As a follow-up to my review of iAnnotate, I did a quick exploration of drawing apps available for the iPad to understand the limitations of ink handling on the device. I tried five free annotation apps that were identified by the query “draw free for ipad.” These included Draw Free for iPad, PaperDesk LITE for iPad, Adobe Ideas 1.0 for iPad, Draw for iPad, and Doodle Buddy for iPad.
These apps were structured either around the canvas or the notepad metaphor, and supported a range of colors, inks, and effects. My only test was to select the thinnest ink the tool allowed, and to try to write a short phrase on each one. The test was purely visual, but then it’s the visual impact that I am interested in.
The results were unsurprising: none of the apps managed to capture the ink fast enough to capture even rather methodical cursive handwriting, suggesting that the limitation is in the speed of the CPU rather than in the cleverness of the programmers. In the case of the Adobe app, the cleverness of the programmers compensated a bit for the lack of CPU power: that app applies some sort of spline smoothing to each stroke to compensate for the sharp corners caused by the low sampling rate. This certainly made the ink look nicer, but actual stylus tracking was still problematic.

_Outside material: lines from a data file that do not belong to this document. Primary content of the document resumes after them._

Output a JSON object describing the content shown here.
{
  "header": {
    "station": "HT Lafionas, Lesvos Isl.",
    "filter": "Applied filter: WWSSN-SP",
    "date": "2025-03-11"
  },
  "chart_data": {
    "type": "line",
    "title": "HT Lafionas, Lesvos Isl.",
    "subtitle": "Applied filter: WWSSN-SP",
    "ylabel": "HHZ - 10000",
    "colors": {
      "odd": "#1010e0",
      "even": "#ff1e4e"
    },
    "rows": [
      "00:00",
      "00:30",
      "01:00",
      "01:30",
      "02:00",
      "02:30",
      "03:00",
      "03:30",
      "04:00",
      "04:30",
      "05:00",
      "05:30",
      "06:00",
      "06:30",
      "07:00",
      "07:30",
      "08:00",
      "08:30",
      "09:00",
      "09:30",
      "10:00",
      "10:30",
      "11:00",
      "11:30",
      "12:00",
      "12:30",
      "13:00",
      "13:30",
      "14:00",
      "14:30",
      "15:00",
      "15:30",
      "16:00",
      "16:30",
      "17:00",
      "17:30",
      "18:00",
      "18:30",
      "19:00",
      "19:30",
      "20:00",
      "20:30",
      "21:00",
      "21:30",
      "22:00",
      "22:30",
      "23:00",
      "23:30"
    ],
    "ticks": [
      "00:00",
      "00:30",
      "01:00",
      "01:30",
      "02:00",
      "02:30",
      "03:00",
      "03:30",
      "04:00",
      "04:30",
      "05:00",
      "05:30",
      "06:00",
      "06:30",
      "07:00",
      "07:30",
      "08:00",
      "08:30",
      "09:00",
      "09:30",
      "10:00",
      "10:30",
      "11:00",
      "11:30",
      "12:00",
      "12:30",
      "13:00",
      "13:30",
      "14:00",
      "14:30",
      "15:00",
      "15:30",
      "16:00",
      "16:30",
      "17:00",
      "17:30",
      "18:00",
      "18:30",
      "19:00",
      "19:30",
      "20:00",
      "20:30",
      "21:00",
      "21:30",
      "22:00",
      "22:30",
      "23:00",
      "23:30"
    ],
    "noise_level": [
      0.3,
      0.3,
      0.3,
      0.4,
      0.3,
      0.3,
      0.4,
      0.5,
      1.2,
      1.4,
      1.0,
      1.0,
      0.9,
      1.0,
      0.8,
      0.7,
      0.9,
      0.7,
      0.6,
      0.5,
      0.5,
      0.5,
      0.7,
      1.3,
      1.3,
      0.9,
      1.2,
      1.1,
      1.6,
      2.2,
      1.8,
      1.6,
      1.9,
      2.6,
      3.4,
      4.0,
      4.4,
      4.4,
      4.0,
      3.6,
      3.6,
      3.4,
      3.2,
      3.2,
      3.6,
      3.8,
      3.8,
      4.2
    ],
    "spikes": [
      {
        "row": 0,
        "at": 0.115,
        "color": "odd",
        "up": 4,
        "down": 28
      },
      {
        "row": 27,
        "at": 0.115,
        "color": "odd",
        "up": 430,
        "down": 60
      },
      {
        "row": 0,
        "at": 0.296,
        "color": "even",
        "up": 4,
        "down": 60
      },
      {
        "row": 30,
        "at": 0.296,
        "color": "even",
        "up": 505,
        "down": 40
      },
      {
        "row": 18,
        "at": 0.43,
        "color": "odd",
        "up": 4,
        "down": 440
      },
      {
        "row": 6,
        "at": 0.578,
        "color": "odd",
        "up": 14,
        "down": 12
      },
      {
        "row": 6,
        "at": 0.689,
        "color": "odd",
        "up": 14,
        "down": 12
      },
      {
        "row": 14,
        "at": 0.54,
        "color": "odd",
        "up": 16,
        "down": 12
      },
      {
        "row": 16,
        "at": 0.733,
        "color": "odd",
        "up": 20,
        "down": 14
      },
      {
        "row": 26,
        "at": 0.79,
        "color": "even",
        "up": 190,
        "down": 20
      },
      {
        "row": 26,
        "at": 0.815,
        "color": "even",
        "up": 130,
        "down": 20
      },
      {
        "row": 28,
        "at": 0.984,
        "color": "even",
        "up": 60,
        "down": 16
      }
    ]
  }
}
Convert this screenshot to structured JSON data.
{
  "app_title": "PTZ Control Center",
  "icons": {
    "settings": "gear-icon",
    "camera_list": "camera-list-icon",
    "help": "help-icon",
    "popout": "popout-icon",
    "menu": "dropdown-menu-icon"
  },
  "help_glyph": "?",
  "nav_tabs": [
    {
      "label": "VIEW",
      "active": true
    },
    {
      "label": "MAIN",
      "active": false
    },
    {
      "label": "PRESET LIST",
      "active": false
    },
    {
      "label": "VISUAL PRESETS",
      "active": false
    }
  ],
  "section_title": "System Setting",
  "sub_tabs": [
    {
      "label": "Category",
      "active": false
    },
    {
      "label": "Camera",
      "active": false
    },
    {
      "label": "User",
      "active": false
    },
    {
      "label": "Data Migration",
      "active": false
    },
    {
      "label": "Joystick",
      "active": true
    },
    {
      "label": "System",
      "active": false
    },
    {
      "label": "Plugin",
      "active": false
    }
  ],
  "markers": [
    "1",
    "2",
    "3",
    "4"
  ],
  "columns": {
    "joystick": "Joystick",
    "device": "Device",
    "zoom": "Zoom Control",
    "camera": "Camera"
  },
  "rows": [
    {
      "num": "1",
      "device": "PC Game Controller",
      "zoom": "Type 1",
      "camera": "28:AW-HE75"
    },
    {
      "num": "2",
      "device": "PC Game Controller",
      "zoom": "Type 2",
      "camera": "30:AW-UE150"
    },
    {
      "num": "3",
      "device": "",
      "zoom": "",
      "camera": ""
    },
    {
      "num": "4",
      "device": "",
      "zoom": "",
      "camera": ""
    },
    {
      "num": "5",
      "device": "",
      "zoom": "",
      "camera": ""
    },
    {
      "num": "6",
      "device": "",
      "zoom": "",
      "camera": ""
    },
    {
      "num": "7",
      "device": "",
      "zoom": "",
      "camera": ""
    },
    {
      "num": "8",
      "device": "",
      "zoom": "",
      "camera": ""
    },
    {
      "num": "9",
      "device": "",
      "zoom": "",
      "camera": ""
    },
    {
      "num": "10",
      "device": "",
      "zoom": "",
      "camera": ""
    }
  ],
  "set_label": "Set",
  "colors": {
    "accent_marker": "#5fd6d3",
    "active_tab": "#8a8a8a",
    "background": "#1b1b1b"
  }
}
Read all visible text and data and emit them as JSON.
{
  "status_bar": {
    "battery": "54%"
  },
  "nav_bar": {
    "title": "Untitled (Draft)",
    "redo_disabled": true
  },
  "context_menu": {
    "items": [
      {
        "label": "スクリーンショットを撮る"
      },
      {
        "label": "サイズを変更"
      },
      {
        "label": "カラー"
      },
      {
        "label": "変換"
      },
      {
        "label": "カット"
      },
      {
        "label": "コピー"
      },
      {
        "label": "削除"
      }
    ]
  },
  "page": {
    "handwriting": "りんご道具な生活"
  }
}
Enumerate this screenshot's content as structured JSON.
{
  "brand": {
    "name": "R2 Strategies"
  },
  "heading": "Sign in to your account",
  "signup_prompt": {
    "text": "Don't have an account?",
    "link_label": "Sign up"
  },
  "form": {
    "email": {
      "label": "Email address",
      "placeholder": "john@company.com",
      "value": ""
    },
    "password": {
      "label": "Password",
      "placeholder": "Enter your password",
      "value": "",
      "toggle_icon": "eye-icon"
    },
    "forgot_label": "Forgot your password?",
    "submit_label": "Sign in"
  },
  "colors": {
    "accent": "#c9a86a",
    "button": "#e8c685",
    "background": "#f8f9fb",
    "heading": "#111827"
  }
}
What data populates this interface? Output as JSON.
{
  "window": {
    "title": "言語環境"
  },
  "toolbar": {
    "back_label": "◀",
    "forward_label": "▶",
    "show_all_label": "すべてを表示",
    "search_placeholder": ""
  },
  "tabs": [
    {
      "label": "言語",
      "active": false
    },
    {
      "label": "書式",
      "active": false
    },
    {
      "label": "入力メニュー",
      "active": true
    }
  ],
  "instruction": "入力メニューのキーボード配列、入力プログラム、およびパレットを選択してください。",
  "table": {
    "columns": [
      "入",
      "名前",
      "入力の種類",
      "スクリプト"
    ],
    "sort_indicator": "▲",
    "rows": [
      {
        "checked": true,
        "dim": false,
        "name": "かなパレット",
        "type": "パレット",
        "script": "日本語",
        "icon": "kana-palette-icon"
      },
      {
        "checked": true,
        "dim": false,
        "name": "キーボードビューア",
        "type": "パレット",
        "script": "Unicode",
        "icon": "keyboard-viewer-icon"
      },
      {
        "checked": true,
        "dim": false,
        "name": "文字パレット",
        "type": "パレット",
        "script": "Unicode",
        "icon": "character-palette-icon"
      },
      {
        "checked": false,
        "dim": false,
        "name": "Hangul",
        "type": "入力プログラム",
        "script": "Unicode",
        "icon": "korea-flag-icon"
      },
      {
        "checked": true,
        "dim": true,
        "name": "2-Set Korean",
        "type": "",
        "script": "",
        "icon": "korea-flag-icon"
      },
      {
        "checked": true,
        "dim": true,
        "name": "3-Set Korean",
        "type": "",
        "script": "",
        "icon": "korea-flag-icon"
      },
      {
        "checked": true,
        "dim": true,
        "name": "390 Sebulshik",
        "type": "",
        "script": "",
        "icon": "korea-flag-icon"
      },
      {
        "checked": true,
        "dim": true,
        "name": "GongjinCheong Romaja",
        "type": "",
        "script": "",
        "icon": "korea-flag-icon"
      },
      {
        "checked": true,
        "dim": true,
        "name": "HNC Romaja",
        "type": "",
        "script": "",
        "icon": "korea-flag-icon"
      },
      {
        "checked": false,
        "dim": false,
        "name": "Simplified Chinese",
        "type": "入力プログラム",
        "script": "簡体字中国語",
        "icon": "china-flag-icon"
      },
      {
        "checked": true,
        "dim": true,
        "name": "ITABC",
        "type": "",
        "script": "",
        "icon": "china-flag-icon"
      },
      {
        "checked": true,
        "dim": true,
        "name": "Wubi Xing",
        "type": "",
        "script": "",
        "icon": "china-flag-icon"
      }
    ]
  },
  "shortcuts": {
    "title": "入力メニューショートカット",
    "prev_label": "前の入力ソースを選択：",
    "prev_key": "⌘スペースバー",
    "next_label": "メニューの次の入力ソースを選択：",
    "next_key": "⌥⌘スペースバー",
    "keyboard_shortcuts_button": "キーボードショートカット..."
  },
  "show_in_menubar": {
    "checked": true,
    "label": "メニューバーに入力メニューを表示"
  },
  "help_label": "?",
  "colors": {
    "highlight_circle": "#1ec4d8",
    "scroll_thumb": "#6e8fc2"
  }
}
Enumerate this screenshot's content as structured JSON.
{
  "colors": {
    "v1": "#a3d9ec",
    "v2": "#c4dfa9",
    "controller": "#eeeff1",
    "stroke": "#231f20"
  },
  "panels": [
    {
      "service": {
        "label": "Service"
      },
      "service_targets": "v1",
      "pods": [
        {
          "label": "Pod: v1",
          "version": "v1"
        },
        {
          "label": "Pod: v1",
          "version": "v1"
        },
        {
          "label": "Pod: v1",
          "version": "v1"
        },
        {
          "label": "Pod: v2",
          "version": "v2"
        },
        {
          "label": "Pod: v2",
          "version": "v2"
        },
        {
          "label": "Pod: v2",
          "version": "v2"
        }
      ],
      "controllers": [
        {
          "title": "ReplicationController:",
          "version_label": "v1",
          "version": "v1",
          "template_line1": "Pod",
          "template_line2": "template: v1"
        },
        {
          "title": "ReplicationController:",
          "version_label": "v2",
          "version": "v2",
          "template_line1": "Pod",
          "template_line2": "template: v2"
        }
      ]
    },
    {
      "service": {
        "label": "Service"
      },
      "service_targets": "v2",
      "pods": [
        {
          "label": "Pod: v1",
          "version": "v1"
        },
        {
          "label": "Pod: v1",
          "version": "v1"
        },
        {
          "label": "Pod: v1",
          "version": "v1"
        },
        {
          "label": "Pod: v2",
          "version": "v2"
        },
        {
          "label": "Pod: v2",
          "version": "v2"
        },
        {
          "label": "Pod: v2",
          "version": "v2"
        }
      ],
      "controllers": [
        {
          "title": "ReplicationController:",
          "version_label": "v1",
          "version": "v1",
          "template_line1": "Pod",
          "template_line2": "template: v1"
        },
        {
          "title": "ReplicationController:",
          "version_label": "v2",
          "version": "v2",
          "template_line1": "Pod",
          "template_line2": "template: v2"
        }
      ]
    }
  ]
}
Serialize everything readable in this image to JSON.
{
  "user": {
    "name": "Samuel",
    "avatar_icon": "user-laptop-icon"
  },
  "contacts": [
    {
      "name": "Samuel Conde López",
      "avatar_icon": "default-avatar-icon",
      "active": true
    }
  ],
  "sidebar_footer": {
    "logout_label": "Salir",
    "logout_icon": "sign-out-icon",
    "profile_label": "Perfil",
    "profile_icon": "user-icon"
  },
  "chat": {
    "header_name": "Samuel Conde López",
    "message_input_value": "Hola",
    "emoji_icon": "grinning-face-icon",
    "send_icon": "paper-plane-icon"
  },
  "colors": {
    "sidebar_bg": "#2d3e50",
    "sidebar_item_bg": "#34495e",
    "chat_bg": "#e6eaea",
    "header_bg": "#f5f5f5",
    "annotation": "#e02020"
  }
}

Here are the samples:
In each case, I picked the thinnest ink; thicker ink can be made to look smoother, but takes up more space on the screen, which is undesirable for annotating documents. The smoothing in the Adobe Ideas example made the text look nicer, but also made the letters seem more angled, somehow.
In any case, while the ink samples of Drawing Buddy and PaperDesk LITE are at least somewhat legible, keep in mind that all samples shown represent about 45% of the total width of the tablet in portrait mode. This size is hardly useful for note taking, much less so for annotating documents in the margins.
For comparison, I pulled out my old Fujitsu Stylistic ST4110 slate (I’ve had it since late 2002), and did the same test on it, using the Windows Journal software, and XLibris in the notebook view. The tablet screen has the same number of pixels as the iPad (on a 10.4″ screen vs. 9.7″ for iPad), making the comparison plausible.
Both of these are much better looking and easier to write (and thus smaller) due to a less slick surface. In fact, I had forgotten how it felt to write on the Tablet PC, and it was a pleasant shock at how good it felt compared to the iPad. And I could rest my hand on the screen without inducing epileptic fits in the inking code! The iPad of course is a smaller, lighter device with a battery lifespan that’s 2-3 times that of the tablet, so I am not suggesting that the older machine is inherently superior, but it does suggest that not all applications benefit from the tradeoffs made by the iPad engineers.
The upshot is that while coarse marking (such as circling or margin bars) are quite doable on the iPad, handwritten notes are not really possible given the current hardware. This limits active reading applications that may be built on this platform until system responsiveness improves. Even in that case, however, the lack of a good stylus and the inability to rest one’s palm on the screen while writing will hamper people’s ability to write on the iPad.